Of the entire Skins line, the Last Stand is the largest. It’s the primary of the line, holding 14 shots in a pump-action format. It also has the biggest canvas for the various paint schemes Xshot has decided to produce. For $20, it looks and feels great. Are there other objectively better options? Yes. Are there any with as much style? I’d say no.
Drums R Us
The Last Stand, operationally speaking, is similar to the Xshot Turbo Fire. However, a few things set it apart. First, there are few shots available: 14, compared to the 20 in the Turbo Fire. However, at least in my experience, the slam-fire on the Last Stand is effective and works every time.
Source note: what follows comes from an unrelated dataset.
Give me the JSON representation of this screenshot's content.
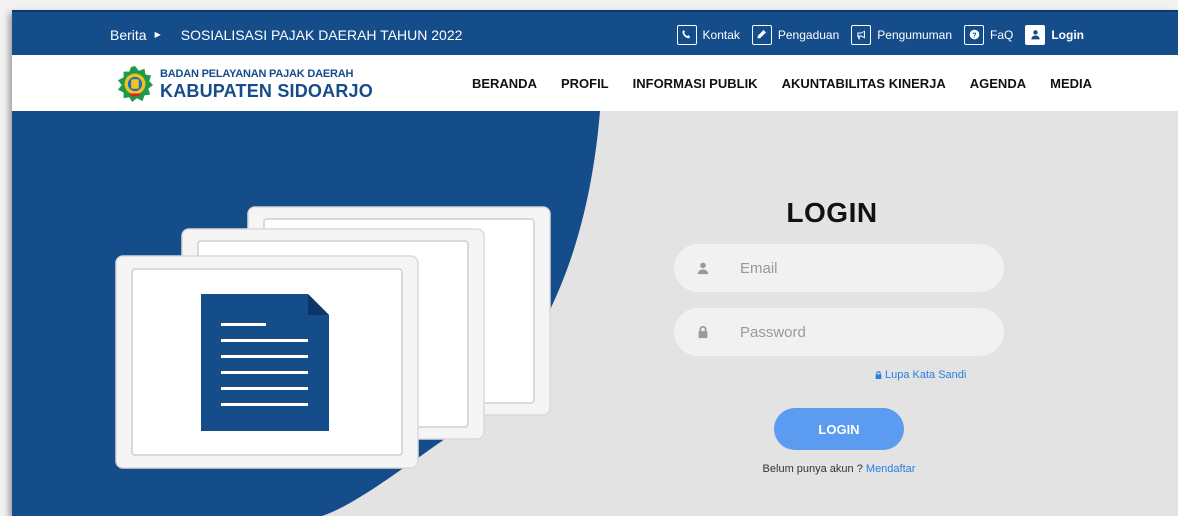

In the Turbo Fire (at least originally), the slam-fire could get hung up (I assume this was fixed in later versions, but have yet to check two years later). Note that the slam-fire launches the dart at the rear of the priming motion.
Of course, the major difference is the deco on the outside of the blaster. There are at least five paint schemes available in the United States, ranging from Dragon to Game Over to what I assume is the US-exclusive Defense Force. After all, it’s a bit hard to market a blaster with American flag details, a bald eagle, and dog tags in other countries!
I picked the Dragon scheme while I was at Target, simply because it looked really cool with the red scales, flames, and painted spikes. Come to think of it, it’s a Target exclusive, the same store carrying the Nerf Dragonpower blasters…coincidence? Hmmm.
No matter the paint scheme, it’s the same piezoelectric paint process used to apply color to all the plastic on the sides and top of the blaster, and it looks like someone took a high-quality inkjet printer to the shell. In addition, some of the textures on the top rail and the stock give off a carbon fiber feel, adding to the whole experience.
The priming grip is solid, the motion is smooth, and the thumbhole stock is quite comfortable. The stock is also long enough that, for adults at least, it’s reasonable (obviously, for kids and teens it should be great). The top rail is, in fact, Picatinny, should you wish to mount something there.
The Last Stand did quite well in my testing, hitting 78fps on average with the included “Air Pocket Technology” darts. In addition, slam-fire made for an easy four dart per second rate of fire. Accuracy seemed acceptable with the new darts; I swear, I’ll set up a real test for them soon!!!
On the inside, the Last Stand is fairly simple to understand. How Zuru decided to implement some things is worth noting, however.
- Rotation: the actual mechanism sits in front of the cylinder, with two toothed surfaces facing each other. At rest, they don’t interact, and the cylinder can be rotated by hand in either direction for loading, etc. (The cylinder isn’t heavy enough to move on its own due to blaster movement, thankfully) When the priming bar moves back, the surfaces mesh together. A molded groove in that bar then turns the front gear, which turns the cylinder.
- At the rear of the prime, a tab above the cylinder moves back, fitting into a groove and locking the cylinder in place. That way, the cylinder stays in place for firing a dart once you return the priming handle and the toothed surfaces separate.
- The main catch sits behind the plunger rod when you open up the shell. A secondary catch is physically on the back of the plunger rod, with a spring beneath it. The priming rod pushes back against that surface. During slam-fire, when the regular catch isn’t in use, the plunger rod moves back until a ridge in the shell depresses the secondary catch. That is what makes the system launch a dart in that situation.
For $20, the Xshot Skins Last Stand offers quite a bit. 14 shots aren’t the most you could get (Villainator takes the cake there), but 14 is both acceptable and more than you’d get from Nerf. The dart velocity is really good, though again not the most you could expect. However, the blaster does have slam-fire. And, perhaps most important of all for this line, it has style. I can’t give the blaster top marks across the board, but when it comes to the overall value, it’s a steal. The fact remains that while Nerf has been the top dog in the market, companies like Zuru have been pushing both innovations and low price points.